"Titanic" director James Cameron will try in the coming weeks to dive to the deepest place on Earth, further than any other human has on a solo mission, to return with specimens and images.

Cameron would seek to accomplish his feat aboard a submersible "as futuristic as anything in his movies," the National Geographic scientific institution, which has partnered with the Canadian filmmaker for the Deepsea Challenge project, said Thursday.

During testing off Papua New Guinea on Tuesday, Cameron of "Avatar" and "Abyss" fame dived deeper than any other human has on a solo mission at a record-breaking 5.1 miles (8.2 kilometers), according to National Geographic.

His goal is to become the first human to visit the Mariana Trench's Challenger Deep, which plummets 6.8 miles (11 kilometers) down in the Pacific Ocean, for more than 50 years, and bring back data and specimens.

National Geographic said the mission would "expand our knowledge and understanding of these largely unknown parts of the planet."

Cameron acknowledged some concerns ahead of his journey.

"When you're making a movie, everybody's read the script and they know what's going to happen next," said Cameron.

"When you're on an expedition, nature hasn't read the script, the ocean hasn't read the script, and no one knows what's going to happen next."

In 1960, a two-person crew aboard the US Navy submersible Trieste -- the only humans to have reached Challenger Deep -- spent just 20 minutes on the bottom, but their view was obscured by silt stirred up when they landed.

The Cameron-designed sub, however, is expected to allow the director to spend around six hours on the seafloor during which he plans to collect samples and film his journey with several 3-D, high-definition cameras and an eight-foot-tall (2.4-meter-tall) array of LED lights.

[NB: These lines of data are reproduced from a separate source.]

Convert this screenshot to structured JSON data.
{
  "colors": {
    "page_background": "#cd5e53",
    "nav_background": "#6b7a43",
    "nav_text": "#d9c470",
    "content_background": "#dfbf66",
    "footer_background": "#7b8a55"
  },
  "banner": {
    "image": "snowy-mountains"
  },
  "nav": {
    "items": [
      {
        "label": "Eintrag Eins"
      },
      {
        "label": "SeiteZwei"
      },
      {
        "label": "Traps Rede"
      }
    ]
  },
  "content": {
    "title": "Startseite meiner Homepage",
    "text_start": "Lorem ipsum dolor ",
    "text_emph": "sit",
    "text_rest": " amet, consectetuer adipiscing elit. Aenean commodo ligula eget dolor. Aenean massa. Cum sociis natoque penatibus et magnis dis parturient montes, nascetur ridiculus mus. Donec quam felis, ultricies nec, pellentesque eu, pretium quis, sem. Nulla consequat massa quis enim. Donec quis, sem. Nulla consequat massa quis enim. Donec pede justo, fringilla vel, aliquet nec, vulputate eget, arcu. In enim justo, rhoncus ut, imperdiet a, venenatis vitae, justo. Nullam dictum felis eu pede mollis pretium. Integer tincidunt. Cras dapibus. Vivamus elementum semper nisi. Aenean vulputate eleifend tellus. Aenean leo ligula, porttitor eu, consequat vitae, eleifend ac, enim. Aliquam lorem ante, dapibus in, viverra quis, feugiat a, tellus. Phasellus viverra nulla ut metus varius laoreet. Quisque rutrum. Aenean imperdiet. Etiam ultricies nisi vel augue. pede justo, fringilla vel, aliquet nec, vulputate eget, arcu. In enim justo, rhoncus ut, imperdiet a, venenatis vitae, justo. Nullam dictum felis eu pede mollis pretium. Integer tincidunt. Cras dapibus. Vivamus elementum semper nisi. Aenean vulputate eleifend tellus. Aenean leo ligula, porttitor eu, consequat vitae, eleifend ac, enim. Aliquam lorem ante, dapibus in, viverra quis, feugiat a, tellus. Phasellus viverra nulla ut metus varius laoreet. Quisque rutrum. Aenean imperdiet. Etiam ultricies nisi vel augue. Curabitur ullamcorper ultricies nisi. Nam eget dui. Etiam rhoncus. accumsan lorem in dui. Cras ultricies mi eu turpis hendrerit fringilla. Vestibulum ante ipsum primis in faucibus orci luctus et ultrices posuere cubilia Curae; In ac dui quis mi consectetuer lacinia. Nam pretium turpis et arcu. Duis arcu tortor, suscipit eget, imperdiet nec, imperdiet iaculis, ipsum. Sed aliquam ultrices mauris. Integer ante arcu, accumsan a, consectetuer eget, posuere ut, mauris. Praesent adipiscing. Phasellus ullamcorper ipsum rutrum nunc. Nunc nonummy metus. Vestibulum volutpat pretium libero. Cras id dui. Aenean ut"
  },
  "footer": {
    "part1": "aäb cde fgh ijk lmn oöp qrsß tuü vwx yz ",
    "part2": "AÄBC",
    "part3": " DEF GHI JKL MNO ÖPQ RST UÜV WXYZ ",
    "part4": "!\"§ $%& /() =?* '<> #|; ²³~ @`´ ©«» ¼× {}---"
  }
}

The Deepsea Challenger, which can sink upright, is 26 feet (eight meters) tall and took eight years to build. It uses specially designed foam to allow the new sub to weigh just 12 tonnes, about 12 times lighter than Trieste.

Cameron, 57, said he hopes his expedition will reveal more about ocean trenches, such as whether fish can live so deep in the sea.

But he will be crammed into a 43-inch-wide (109-centimeter-wide) steel "pilot sphere" on his way down in which he won't be able to extend his arms or legs.

"It's like a clown car in there," Cameron said in a video statement. "You barely have room to get in, and then they hand you another 50 pounds (23 kilograms) of equipment."

Because of the extreme depth of Challenger Deep, it is cloaked in perpetual darkness and surrounded with near-freezing waters.

"The deep trenches are the last unexplored frontier on our planet," National Geographic said.

On the sea floor, Cameron's sub will experience water pressures approaching 16,000 pounds per square inch (11,250,000 kilograms per square meter).

Cameron is not alone in seeking to beat the diving record.

British magnate Richard Branson has built a two-seater sub he says can survive a Challenger Deep descent. And last year, the Triton submersible company unveiled the Triton 36000/3 model, which would reportedly allow a three-person crew to make the journey.

The public can follow Cameron's expedition at www.deepseachallenge.com.